EXERCISE INSTRUCTIONS :: Please set down the whole listing again, precisely.

DATA UNDER STUDY ::
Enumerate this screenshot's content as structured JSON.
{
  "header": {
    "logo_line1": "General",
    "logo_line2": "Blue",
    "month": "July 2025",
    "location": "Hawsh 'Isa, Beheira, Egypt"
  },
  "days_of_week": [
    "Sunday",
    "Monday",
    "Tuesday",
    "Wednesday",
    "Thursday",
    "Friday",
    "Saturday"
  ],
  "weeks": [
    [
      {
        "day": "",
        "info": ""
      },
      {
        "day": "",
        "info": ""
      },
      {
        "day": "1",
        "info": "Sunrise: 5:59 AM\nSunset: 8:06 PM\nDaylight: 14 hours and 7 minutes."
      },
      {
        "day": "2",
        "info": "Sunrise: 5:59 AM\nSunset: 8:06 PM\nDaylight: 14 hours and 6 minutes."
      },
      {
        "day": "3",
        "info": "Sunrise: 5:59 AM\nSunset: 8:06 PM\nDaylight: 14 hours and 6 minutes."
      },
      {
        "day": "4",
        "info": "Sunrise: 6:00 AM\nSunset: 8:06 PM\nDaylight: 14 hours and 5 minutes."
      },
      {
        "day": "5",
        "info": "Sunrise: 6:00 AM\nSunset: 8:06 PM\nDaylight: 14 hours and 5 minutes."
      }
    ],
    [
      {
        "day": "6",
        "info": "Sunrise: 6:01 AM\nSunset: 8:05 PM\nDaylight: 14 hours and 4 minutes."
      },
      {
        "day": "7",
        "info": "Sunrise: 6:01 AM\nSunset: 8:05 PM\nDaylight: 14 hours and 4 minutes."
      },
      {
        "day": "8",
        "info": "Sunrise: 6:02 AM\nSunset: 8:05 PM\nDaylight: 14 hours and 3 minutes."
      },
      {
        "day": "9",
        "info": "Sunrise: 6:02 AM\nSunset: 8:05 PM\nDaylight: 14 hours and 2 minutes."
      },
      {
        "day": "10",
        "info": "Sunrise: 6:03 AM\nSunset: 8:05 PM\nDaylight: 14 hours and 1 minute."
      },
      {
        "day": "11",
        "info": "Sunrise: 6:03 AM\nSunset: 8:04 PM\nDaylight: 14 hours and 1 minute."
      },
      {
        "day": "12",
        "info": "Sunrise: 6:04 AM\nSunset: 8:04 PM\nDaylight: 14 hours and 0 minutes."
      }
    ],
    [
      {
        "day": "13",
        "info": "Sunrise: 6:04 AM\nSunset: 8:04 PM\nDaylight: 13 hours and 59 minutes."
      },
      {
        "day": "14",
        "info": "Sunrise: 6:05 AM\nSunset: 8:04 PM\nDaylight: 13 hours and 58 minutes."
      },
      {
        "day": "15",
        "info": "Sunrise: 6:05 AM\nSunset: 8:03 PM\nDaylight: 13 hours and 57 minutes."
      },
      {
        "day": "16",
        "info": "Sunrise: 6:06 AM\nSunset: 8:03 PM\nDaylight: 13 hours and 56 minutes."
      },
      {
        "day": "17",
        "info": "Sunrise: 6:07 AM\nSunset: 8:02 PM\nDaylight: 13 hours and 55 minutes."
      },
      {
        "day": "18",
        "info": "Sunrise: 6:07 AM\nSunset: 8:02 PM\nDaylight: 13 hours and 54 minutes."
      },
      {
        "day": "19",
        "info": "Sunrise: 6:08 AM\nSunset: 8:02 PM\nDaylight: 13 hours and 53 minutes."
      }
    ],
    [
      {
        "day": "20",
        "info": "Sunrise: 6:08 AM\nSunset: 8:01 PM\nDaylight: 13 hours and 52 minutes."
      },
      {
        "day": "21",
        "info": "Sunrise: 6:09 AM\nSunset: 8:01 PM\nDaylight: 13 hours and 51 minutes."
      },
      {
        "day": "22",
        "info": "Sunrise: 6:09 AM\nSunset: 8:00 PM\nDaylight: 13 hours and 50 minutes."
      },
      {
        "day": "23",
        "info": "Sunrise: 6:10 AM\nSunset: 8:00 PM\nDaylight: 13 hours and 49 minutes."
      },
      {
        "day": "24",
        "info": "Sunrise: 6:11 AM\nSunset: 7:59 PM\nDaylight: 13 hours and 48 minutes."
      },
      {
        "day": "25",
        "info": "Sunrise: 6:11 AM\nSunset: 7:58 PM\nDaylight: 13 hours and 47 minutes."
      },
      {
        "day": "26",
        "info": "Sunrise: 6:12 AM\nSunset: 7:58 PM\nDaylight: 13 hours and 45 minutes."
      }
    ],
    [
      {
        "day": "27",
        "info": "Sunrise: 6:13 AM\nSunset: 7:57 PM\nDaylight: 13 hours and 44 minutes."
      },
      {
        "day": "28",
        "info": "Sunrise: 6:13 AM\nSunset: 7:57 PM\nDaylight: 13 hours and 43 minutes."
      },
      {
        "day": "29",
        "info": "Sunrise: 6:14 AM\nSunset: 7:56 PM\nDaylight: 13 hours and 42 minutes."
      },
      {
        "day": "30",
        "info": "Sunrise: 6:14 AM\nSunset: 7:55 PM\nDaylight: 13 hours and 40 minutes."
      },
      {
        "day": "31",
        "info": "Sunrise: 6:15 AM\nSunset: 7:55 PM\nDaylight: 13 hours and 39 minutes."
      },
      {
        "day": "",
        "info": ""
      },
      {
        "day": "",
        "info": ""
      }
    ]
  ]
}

EXERCISE ANSWER ::
Enumerate this screenshot's content as structured JSON.
{
  "header": {
    "logo_line1": "General",
    "logo_line2": "Blue",
    "month": "July 2025",
    "location": "Hawsh 'Isa, Beheira, Egypt"
  },
  "days_of_week": [
    "Sunday",
    "Monday",
    "Tuesday",
    "Wednesday",
    "Thursday",
    "Friday",
    "Saturday"
  ],
  "weeks": [
    [
      {
        "day": "",
        "info": ""
      },
      {
        "day": "",
        "info": ""
      },
      {
        "day": "1",
        "info": "Sunrise: 5:59 AM\nSunset: 8:06 PM\nDaylight: 14 hours and 7 minutes."
      },
      {
        "day": "2",
        "info": "Sunrise: 5:59 AM\nSunset: 8:06 PM\nDaylight: 14 hours and 6 minutes."
      },
      {
        "day": "3",
        "info": "Sunrise: 5:59 AM\nSunset: 8:06 PM\nDaylight: 14 hours and 6 minutes."
      },
      {
        "day": "4",
        "info": "Sunrise: 6:00 AM\nSunset: 8:06 PM\nDaylight: 14 hours and 5 minutes."
      },
      {
        "day": "5",
        "info": "Sunrise: 6:00 AM\nSunset: 8:06 PM\nDaylight: 14 hours and 5 minutes."
      }
    ],
    [
      {
        "day": "6",
        "info": "Sunrise: 6:01 AM\nSunset: 8:05 PM\nDaylight: 14 hours and 4 minutes."
      },
      {
        "day": "7",
        "info": "Sunrise: 6:01 AM\nSunset: 8:05 PM\nDaylight: 14 hours and 4 minutes."
      },
      {
        "day": "8",
        "info": "Sunrise: 6:02 AM\nSunset: 8:05 PM\nDaylight: 14 hours and 3 minutes."
      },
      {
        "day": "9",
        "info": "Sunrise: 6:02 AM\nSunset: 8:05 PM\nDaylight: 14 hours and 2 minutes."
      },
      {
        "day": "10",
        "info": "Sunrise: 6:03 AM\nSunset: 8:05 PM\nDaylight: 14 hours and 1 minute."
      },
      {
        "day": "11",
        "info": "Sunrise: 6:03 AM\nSunset: 8:04 PM\nDaylight: 14 hours and 1 minute."
      },
      {
        "day": "12",
        "info": "Sunrise: 6:04 AM\nSunset: 8:04 PM\nDaylight: 14 hours and 0 minutes."
      }
    ],
    [
      {
        "day": "13",
        "info": "Sunrise: 6:04 AM\nSunset: 8:04 PM\nDaylight: 13 hours and 59 minutes."
      },
      {
        "day": "14",
        "info": "Sunrise: 6:05 AM\nSunset: 8:04 PM\nDaylight: 13 hours and 58 minutes."
      },
      {
        "day": "15",
        "info": "Sunrise: 6:05 AM\nSunset: 8:03 PM\nDaylight: 13 hours and 57 minutes."
      },
      {
        "day": "16",
        "info": "Sunrise: 6:06 AM\nSunset: 8:03 PM\nDaylight: 13 hours and 56 minutes."
      },
      {
        "day": "17",
        "info": "Sunrise: 6:07 AM\nSunset: 8:02 PM\nDaylight: 13 hours and 55 minutes."
      },
      {
        "day": "18",
        "info": "Sunrise: 6:07 AM\nSunset: 8:02 PM\nDaylight: 13 hours and 54 minutes."
      },
      {
        "day": "19",
        "info": "Sunrise: 6:08 AM\nSunset: 8:02 PM\nDaylight: 13 hours and 53 minutes."
      }
    ],
    [
      {
        "day": "20",
        "info": "Sunrise: 6:08 AM\nSunset: 8:01 PM\nDaylight: 13 hours and 52 minutes."
      },
      {
        "day": "21",
        "info": "Sunrise: 6:09 AM\nSunset: 8:01 PM\nDaylight: 13 hours and 51 minutes."
      },
      {
        "day": "22",
        "info": "Sunrise: 6:09 AM\nSunset: 8:00 PM\nDaylight: 13 hours and 50 minutes."
      },
      {
        "day": "23",
        "info": "Sunrise: 6:10 AM\nSunset: 8:00 PM\nDaylight: 13 hours and 49 minutes."
      },
      {
        "day": "24",
        "info": "Sunrise: 6:11 AM\nSunset: 7:59 PM\nDaylight: 13 hours and 48 minutes."
      },
      {
        "day": "25",
        "info": "Sunrise: 6:11 AM\nSunset: 7:58 PM\nDaylight: 13 hours and 47 minutes."
      },
      {
        "day": "26",
        "info": "Sunrise: 6:12 AM\nSunset: 7:58 PM\nDaylight: 13 hours and 45 minutes."
      }
    ],
    [
      {
        "day": "27",
        "info": "Sunrise: 6:13 AM\nSunset: 7:57 PM\nDaylight: 13 hours and 44 minutes."
      },
      {
        "day": "28",
        "info": "Sunrise: 6:13 AM\nSunset: 7:57 PM\nDaylight: 13 hours and 43 minutes."
      },
      {
        "day": "29",
        "info": "Sunrise: 6:14 AM\nSunset: 7:56 PM\nDaylight: 13 hours and 42 minutes."
      },
      {
        "day": "30",
        "info": "Sunrise: 6:14 AM\nSunset: 7:55 PM\nDaylight: 13 hours and 40 minutes."
      },
      {
        "day": "31",
        "info": "Sunrise: 6:15 AM\nSunset: 7:55 PM\nDaylight: 13 hours and 39 minutes."
      },
      {
        "day": "",
        "info": ""
      },
      {
        "day": "",
        "info": ""
      }
    ]
  ]
}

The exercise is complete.